Should any entry include an image, skip the image and copy the entry exactly.

### DATA RECORDS
┏━━
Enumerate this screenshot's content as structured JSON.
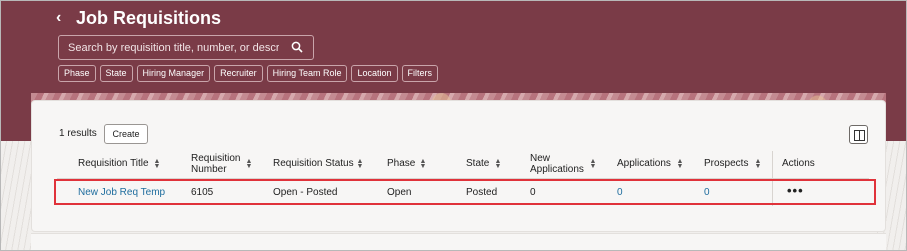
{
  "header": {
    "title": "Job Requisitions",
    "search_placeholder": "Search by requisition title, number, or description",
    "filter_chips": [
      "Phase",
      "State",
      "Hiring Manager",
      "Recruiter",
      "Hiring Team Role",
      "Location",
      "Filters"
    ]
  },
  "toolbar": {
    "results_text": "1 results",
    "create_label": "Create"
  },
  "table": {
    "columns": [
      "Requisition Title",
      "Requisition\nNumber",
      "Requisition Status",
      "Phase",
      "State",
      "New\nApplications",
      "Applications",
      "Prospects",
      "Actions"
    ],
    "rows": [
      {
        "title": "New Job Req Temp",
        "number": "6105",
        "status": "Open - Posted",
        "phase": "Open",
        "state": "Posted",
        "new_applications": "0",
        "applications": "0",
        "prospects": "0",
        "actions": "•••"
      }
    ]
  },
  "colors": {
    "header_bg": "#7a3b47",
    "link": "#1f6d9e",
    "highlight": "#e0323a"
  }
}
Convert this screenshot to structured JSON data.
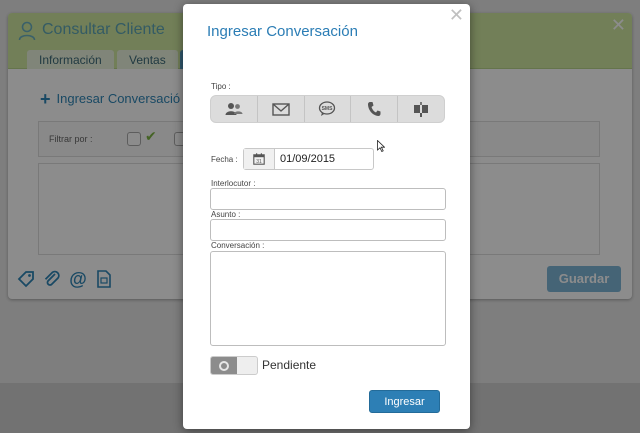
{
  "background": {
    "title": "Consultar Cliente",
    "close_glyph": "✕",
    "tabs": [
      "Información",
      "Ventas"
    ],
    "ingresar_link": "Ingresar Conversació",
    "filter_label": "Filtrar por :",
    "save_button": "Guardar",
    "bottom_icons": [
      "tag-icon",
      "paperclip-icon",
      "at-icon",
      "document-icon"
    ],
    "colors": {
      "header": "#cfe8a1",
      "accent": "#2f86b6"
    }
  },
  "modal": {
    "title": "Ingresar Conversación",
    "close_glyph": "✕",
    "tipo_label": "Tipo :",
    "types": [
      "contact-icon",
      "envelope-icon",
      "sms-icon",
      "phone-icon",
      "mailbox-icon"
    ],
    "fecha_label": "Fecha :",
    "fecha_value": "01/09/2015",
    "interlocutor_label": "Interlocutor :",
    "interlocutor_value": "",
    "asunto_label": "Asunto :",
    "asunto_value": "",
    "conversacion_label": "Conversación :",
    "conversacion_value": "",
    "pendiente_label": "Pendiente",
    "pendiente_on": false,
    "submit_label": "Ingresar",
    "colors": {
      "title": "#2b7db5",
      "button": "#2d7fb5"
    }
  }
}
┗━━
### YOUR SOLUTION
Enumerate this screenshot's content as structured JSON.
{
  "header": {
    "title": "Job Requisitions",
    "search_placeholder": "Search by requisition title, number, or description",
    "filter_chips": [
      "Phase",
      "State",
      "Hiring Manager",
      "Recruiter",
      "Hiring Team Role",
      "Location",
      "Filters"
    ]
  },
  "toolbar": {
    "results_text": "1 results",
    "create_label": "Create"
  },
  "table": {
    "columns": [
      "Requisition Title",
      "Requisition\nNumber",
      "Requisition Status",
      "Phase",
      "State",
      "New\nApplications",
      "Applications",
      "Prospects",
      "Actions"
    ],
    "rows": [
      {
        "title": "New Job Req Temp",
        "number": "6105",
        "status": "Open - Posted",
        "phase": "Open",
        "state": "Posted",
        "new_applications": "0",
        "applications": "0",
        "prospects": "0",
        "actions": "•••"
      }
    ]
  },
  "colors": {
    "header_bg": "#7a3b47",
    "link": "#1f6d9e",
    "highlight": "#e0323a"
  }
}
Convert this screenshot to structured JSON data.
{
  "background": {
    "title": "Consultar Cliente",
    "close_glyph": "✕",
    "tabs": [
      "Información",
      "Ventas"
    ],
    "ingresar_link": "Ingresar Conversació",
    "filter_label": "Filtrar por :",
    "save_button": "Guardar",
    "bottom_icons": [
      "tag-icon",
      "paperclip-icon",
      "at-icon",
      "document-icon"
    ],
    "colors": {
      "header": "#cfe8a1",
      "accent": "#2f86b6"
    }
  },
  "modal": {
    "title": "Ingresar Conversación",
    "close_glyph": "✕",
    "tipo_label": "Tipo :",
    "types": [
      "contact-icon",
      "envelope-icon",
      "sms-icon",
      "phone-icon",
      "mailbox-icon"
    ],
    "fecha_label": "Fecha :",
    "fecha_value": "01/09/2015",
    "interlocutor_label": "Interlocutor :",
    "interlocutor_value": "",
    "asunto_label": "Asunto :",
    "asunto_value": "",
    "conversacion_label": "Conversación :",
    "conversacion_value": "",
    "pendiente_label": "Pendiente",
    "pendiente_on": false,
    "submit_label": "Ingresar",
    "colors": {
      "title": "#2b7db5",
      "button": "#2d7fb5"
    }
  }
}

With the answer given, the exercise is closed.